Independent Travel Videos
Simon Calder in Giverny
Independent Travel Videos
Simon Calder in St John's
Independent Travel Videos
  • Get to the point
Latest stories from i100
Have you tried new the Independent Digital Edition apps?
Independent Dating
and  

By clicking 'Search' you
are agreeing to our
Terms of Use.

ES Rentals

    iJobs Job Widget
    iJobs Travel

    Recruitment Genius: Technical Supervisor

    £24800 - £29000 per annum: Recruitment Genius: As one of London's leading Muse...

    Recruitment Genius: Centre Manager

    £14000 - £18000 per annum: Recruitment Genius: This is an exciting opportunity...

    Guru Careers: Accountant

    £28 - 45k (DOE): Guru Careers: An Accountant is needed to take control of the ...

    Recruitment Genius: Hotel Assistant Manager

    £18000 - £20000 per annum: Recruitment Genius: This hotel in Chadderton is a p...

    Day In a Page

    Fishing for votes with Nigel Farage: The Ukip leader shows how he can work an audience as he casts his line to the disaffected of Grimsby

    Fishing is on Nigel Farage's mind

    Ukip leader casts a line to the disaffected
    Who is bombing whom in the Middle East? It's amazing they don't all hit each other

    Who is bombing whom in the Middle East?

    Robert Fisk untangles the countries and factions
    China's influence on fashion: At the top of the game both creatively and commercially

    China's influence on fashion

    At the top of the game both creatively and commercially
    Lord O’Donnell: Former cabinet secretary on the election and life away from the levers of power

    The man known as GOD has a reputation for getting the job done

    Lord O'Donnell's three principles of rule
    Rainbow shades: It's all bright on the night

    Rainbow shades

    It's all bright on the night
    'It was first time I had ever tasted chocolate. I kept a piece, and when Amsterdam was liberated, I gave it to the first Allied soldier I saw'

    Bread from heaven

    Dutch survivors thank RAF for World War II drop that saved millions
    Britain will be 'run for the wealthy and powerful' if Tories retain power - Labour

    How 'the Axe' helped Labour

    UK will be 'run for the wealthy and powerful' if Tories retain power
    Rare and exclusive video shows the horrific price paid by activists for challenging the rule of jihadist extremists in Syria

    The price to be paid for challenging the rule of extremists

    A revolution now 'consuming its own children'
    Welcome to the world of Megagames

    Welcome to the world of Megagames

    300 players take part in Watch the Skies! board game in London
    'Nymphomaniac' actress reveals what it was really like to star in one of the most explicit films ever

    Charlotte Gainsbourg on 'Nymphomaniac'

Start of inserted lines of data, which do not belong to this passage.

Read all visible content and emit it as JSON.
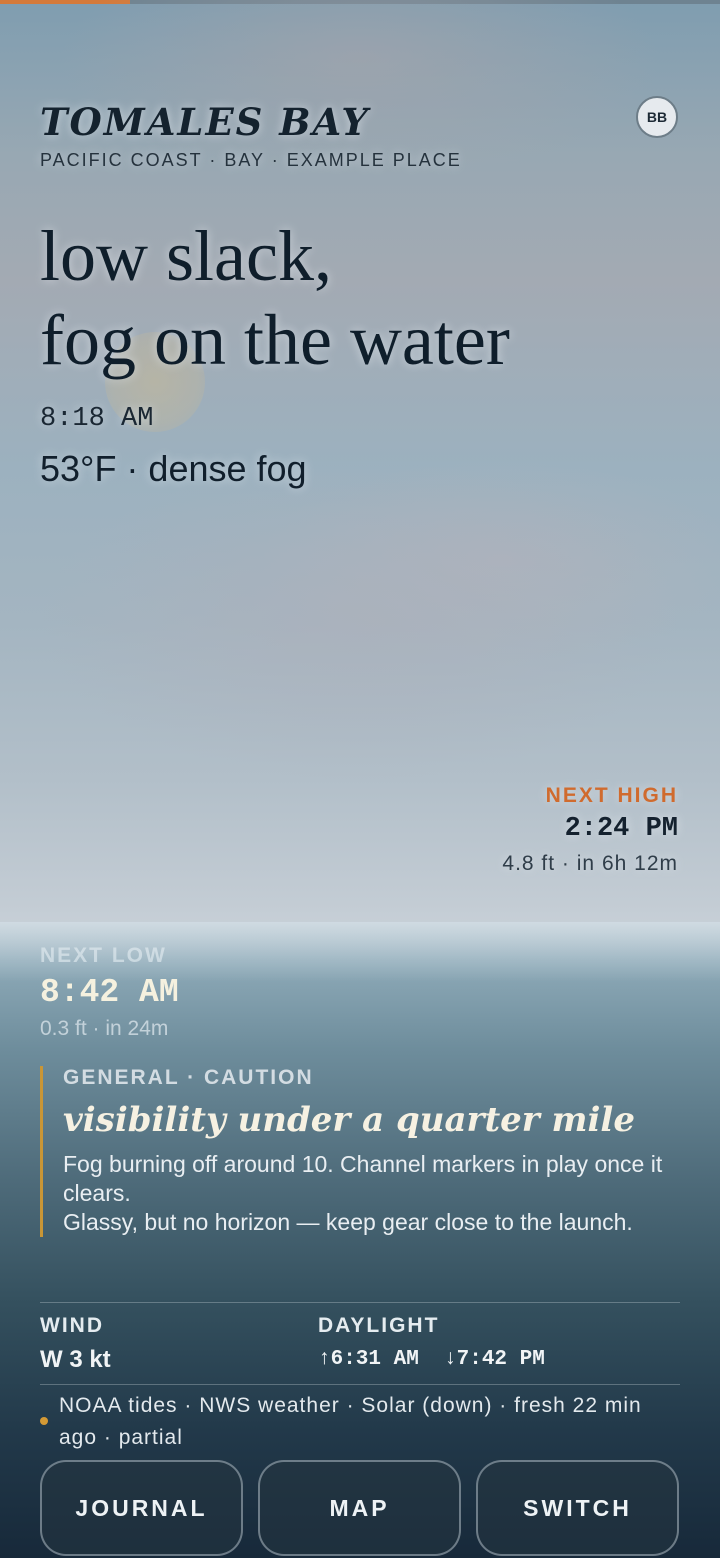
{
  "location": {
    "title": "TOMALES BAY",
    "subtitle": "PACIFIC COAST · BAY · EXAMPLE PLACE",
    "avatar_initials": "BB"
  },
  "conditions": {
    "headline_line1": "low slack,",
    "headline_line2": "fog on the water",
    "time": "8:18 AM",
    "weather": "53°F · dense fog"
  },
  "tides": {
    "next_high": {
      "label": "NEXT HIGH",
      "time": "2:24 PM",
      "detail": "4.8 ft · in 6h 12m"
    },
    "next_low": {
      "label": "NEXT LOW",
      "time": "8:42 AM",
      "detail": "0.3 ft · in 24m"
    },
    "cycle_progress": 0.18
  },
  "advisory": {
    "tag": "GENERAL · CAUTION",
    "title": "visibility under a quarter mile",
    "line1": "Fog burning off around 10. Channel markers in play once it clears.",
    "line2": "Glassy, but no horizon — keep gear close to the launch."
  },
  "stats": {
    "wind_label": "WIND",
    "wind_value": "W 3 kt",
    "daylight_label": "DAYLIGHT",
    "daylight_value": "↑6:31 AM  ↓7:42 PM"
  },
  "sources": {
    "text": "NOAA tides · NWS weather · Solar (down) · fresh 22 min ago · partial",
    "status_color": "#d49a35"
  },
  "actions": {
    "journal": "JOURNAL",
    "map": "MAP",
    "switch": "SWITCH"
  },
  "colors": {
    "accent_orange": "#d06b2e",
    "advisory_border": "#c99636"
  }
}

    Starring in one of the most explicit films ever
    Robert Fisk in Abu Dhabi: The Emirates' out-of-sight migrant workers helping to build the dream projects of its rulers

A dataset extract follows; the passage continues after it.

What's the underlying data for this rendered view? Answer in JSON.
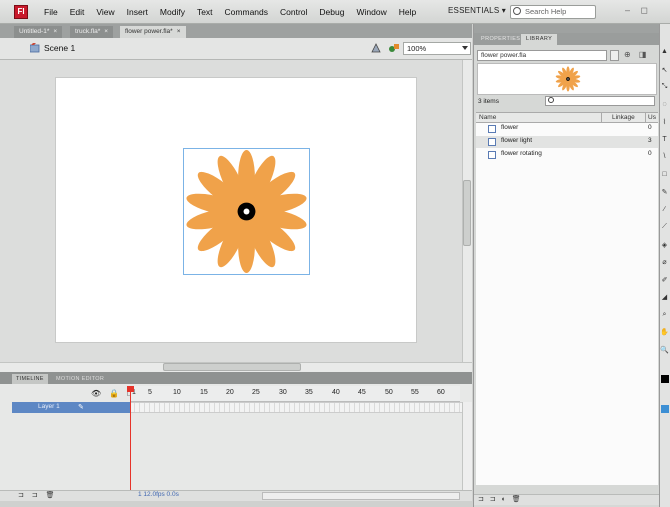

    Robert Fisk in Abu Dhabi

    The Emirates' out-of-sight migrant workers helping to build the dream projects of its rulers
    Vince Cable interview: Charging fees for employment tribunals was 'a very bad move'

    Vince Cable exclusive interview

    Charging fees for employment tribunals was 'a very bad move'
    Iwan Rheon interview: Game of Thrones star returns to his Welsh roots to record debut album

    Iwan Rheon is returning to his Welsh roots

    Rheon is best known for his role as the Bastard of Bolton. It's gruelling playing a sadistic torturer, he tells Craig McLean, but it hasn't stopped him recording an album of Welsh psychedelia
    Russell Brand's interview with Ed Miliband has got everyone talking about The Trews

    Everyone is talking about The Trews

    Russell Brand's 'true news' videos attract millions of viewers. But today's 'Milibrand' interview introduced his resolutely amateurish style to a whole new crowd
    Morne Hardenberg interview: Cameraman for BBC's upcoming show Shark on filming the ocean's most dangerous predator

    It's time for my close-up

    Meet the man who films great whites for a living